Commission adoption of sustainable carbon cycles communication
Second CCUS Forum in Oslo
Commission adoption of the CRCF proposal
Commission adoption of the NZIA proposal
Third CCUS Forum in Aalborg
Commission adoption of the ICMS and 2040 climate target communications
Communication from the European Commission to the European Parliament, the Council, the European Economic and Social Committee and the Committee of the Regions towards an Ambitious Industrial Carbon Management for the EU
In a Nutshell
As part of the European Green Deal, the EU has set out legally binding climate objectives to (1) cut domestic net greenhouse gas (GHG) emissions by at least 55% compared to 1990 levels by 2030 and to (2) reach climate neutrality by 2050. The European Climate Law provides the legal framework to support these objectives. The law also requires the European Commission to propose a 2040 climate target for the EU in the first half of 2024, accompanied by an indicative EU GHG budget for the period 2030-2050.

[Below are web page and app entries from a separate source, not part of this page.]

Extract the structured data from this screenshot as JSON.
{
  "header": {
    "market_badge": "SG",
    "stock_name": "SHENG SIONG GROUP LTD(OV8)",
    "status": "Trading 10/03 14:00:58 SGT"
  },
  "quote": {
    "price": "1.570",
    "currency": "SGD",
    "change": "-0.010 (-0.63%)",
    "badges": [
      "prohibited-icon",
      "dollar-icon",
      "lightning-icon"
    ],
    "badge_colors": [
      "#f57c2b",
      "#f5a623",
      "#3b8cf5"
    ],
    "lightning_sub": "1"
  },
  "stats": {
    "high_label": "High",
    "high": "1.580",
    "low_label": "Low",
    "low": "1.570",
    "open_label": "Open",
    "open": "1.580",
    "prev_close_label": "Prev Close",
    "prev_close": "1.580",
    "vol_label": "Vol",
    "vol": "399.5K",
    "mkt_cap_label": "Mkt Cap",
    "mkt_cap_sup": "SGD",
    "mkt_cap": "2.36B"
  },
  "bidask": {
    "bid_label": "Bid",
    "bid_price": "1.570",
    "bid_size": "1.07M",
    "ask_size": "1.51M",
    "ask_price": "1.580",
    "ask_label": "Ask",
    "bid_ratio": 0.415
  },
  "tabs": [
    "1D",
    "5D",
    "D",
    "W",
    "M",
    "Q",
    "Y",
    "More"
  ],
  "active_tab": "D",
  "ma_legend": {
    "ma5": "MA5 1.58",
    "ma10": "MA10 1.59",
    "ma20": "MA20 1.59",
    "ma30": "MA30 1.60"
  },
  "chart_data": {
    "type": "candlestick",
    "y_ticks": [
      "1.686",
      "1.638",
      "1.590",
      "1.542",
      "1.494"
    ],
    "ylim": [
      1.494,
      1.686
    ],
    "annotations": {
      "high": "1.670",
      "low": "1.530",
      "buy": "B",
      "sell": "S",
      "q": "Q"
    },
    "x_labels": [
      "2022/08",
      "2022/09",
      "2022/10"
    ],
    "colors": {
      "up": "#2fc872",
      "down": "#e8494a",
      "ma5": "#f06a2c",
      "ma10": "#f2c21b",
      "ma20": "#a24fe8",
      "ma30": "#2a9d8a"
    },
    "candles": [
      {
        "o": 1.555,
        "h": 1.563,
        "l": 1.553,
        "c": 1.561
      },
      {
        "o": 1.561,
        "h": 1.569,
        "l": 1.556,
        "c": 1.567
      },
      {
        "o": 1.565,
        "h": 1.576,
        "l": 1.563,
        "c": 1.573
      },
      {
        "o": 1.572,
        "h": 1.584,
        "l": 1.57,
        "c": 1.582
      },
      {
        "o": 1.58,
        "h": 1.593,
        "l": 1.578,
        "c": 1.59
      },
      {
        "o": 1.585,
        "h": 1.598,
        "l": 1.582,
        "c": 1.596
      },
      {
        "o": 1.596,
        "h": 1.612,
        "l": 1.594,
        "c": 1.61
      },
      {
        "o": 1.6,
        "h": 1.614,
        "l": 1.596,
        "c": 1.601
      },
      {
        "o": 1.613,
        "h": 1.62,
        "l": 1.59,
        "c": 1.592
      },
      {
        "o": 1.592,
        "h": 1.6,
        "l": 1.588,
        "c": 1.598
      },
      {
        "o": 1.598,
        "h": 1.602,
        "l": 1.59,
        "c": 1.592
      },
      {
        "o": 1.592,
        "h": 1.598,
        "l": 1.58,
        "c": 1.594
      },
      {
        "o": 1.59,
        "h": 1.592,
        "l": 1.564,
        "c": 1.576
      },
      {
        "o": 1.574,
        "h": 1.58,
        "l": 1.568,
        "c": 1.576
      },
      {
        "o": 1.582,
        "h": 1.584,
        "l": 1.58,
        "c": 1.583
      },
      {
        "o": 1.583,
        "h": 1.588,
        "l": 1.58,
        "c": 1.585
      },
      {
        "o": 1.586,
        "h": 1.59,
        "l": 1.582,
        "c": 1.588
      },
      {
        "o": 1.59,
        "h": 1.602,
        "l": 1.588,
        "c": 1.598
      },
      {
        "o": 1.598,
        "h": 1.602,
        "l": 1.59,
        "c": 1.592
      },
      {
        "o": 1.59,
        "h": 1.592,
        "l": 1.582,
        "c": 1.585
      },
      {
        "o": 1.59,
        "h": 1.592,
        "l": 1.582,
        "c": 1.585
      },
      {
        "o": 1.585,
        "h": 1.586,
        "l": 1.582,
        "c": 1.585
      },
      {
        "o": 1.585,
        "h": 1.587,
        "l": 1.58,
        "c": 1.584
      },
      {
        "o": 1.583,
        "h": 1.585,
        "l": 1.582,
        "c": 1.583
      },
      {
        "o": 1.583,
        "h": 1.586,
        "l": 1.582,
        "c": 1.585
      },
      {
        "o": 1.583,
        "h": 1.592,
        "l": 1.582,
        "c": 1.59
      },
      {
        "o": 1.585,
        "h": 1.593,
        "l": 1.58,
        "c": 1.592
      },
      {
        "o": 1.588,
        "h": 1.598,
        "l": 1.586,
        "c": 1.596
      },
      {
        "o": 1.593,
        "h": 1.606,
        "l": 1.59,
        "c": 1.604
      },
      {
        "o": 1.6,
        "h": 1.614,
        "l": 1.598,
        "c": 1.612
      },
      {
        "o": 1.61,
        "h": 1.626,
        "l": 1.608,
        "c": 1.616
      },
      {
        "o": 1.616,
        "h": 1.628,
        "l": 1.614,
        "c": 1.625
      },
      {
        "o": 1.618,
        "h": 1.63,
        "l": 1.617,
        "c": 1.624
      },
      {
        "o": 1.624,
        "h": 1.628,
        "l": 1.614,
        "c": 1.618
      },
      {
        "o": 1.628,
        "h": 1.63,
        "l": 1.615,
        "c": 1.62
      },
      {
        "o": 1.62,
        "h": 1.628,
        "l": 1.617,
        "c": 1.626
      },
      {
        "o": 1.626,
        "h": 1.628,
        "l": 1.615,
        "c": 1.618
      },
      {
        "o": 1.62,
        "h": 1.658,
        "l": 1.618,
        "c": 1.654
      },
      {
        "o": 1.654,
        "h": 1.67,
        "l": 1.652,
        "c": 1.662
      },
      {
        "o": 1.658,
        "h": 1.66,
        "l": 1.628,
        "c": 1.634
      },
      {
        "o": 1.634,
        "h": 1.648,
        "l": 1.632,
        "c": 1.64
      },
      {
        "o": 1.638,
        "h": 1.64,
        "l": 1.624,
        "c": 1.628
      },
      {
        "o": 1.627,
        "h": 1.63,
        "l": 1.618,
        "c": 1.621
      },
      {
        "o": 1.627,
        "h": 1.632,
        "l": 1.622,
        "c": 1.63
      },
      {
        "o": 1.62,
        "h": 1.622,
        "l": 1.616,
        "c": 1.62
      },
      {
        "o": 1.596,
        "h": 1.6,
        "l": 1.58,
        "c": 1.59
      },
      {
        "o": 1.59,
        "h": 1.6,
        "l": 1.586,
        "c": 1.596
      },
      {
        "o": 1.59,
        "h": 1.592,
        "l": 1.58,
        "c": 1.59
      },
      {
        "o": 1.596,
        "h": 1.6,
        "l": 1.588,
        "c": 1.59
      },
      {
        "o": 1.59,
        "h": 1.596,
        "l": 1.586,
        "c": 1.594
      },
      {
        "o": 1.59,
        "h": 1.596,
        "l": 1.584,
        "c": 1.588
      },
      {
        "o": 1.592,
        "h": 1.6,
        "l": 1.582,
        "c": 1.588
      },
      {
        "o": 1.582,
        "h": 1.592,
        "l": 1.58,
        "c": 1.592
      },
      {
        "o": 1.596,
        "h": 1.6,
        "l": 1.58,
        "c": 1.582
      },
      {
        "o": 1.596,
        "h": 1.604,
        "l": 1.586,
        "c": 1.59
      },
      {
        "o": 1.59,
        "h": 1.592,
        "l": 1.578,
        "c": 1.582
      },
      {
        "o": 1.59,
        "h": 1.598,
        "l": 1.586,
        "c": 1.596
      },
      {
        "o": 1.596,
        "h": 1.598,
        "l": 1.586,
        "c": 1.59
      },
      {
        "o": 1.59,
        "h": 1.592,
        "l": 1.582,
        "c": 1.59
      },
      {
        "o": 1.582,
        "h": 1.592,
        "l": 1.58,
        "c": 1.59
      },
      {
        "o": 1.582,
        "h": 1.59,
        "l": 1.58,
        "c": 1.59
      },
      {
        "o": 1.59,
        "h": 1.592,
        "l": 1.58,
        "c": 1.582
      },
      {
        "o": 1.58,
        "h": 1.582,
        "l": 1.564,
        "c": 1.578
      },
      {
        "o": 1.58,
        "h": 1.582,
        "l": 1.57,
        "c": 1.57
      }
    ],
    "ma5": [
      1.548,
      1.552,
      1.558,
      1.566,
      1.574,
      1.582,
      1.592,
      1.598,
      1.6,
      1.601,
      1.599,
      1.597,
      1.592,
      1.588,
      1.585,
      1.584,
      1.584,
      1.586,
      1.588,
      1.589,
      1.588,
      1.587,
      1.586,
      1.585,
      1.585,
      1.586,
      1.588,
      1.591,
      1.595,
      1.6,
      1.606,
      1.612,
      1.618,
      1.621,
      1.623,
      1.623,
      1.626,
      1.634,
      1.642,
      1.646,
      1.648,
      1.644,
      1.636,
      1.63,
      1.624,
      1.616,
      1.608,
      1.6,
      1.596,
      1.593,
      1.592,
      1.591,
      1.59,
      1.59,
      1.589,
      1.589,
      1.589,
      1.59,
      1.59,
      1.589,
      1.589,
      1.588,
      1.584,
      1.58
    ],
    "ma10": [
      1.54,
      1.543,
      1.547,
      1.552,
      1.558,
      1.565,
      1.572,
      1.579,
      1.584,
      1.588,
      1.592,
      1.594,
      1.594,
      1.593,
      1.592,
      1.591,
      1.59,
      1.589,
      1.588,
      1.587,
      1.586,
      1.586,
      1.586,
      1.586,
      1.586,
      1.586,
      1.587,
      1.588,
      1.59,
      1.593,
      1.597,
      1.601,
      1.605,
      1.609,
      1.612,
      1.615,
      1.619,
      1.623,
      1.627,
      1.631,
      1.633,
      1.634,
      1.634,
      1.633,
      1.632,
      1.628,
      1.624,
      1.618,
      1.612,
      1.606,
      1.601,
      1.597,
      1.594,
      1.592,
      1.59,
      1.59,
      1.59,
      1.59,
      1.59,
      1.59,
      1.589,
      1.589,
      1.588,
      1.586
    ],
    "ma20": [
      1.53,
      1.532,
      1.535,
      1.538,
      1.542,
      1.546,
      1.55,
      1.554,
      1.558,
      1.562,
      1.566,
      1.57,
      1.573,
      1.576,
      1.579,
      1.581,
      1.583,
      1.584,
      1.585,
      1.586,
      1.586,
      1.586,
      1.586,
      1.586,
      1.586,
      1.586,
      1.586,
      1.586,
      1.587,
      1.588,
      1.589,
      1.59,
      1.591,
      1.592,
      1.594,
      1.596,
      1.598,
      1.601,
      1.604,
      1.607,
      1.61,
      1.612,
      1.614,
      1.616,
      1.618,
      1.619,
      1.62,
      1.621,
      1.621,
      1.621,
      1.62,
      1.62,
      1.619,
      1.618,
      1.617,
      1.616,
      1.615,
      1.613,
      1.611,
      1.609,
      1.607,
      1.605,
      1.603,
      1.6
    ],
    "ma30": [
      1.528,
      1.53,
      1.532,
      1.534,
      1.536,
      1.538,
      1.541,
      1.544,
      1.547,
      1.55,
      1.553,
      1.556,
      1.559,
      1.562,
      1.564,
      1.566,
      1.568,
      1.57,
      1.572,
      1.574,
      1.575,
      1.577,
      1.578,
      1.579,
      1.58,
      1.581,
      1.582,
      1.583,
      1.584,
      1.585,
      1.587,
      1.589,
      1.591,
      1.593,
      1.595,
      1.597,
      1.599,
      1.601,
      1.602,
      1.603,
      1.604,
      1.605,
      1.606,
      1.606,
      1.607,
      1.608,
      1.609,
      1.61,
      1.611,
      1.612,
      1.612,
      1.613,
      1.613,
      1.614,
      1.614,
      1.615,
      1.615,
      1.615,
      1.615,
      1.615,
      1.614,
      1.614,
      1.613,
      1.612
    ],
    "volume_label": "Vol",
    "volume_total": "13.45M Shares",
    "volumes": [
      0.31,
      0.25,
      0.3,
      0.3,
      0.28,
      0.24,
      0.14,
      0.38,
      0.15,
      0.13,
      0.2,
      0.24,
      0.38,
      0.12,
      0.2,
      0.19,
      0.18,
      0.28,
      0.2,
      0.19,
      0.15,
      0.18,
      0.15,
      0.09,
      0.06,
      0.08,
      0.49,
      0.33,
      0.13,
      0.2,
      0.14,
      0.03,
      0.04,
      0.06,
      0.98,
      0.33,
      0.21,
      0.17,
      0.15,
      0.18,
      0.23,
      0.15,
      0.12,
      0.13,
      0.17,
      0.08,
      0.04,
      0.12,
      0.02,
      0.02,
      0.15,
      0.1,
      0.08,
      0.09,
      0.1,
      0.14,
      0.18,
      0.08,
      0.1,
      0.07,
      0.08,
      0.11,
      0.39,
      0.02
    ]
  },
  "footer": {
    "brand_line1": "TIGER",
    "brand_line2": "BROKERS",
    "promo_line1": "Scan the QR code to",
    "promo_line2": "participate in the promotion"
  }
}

The Commission is at the early stages of this process and has opened a public consultation to guide its assessment of a suitable 2040 climate target, inform the analysis of the sectoral transformations needed to meet this target, and provide input on the possible evolution of climate policy instruments beyond 2030. It will also lay out preferences between establishing separate or joint targets for emissions reductions and carbon removal – the two central components of net zero.
Carbon Gap advocates for the EU to set an explicit 2040 net emission reduction target of 95% compared to 1990, in line with advice by the European Scientific Advisory Board on Climate Change. This target will be the key milestone that the Union commits to reaching on the path to climate neutrality by or before 2050.
- Call for evidence for an impact assessment on the new EU climate target for 2040
- Letter from academics and climate experts urging European legislators to adopt separate targets for carbon removals
- 2023 — the Year of Shaping EU’s 2040 Climate Target, by Eve Tamme
- Scientific advice for the determination of an EU-wide 2040 climate target and a greenhouse gas budget for 2030–2050
- Carbon removal: the key to getting the 2040 climate target right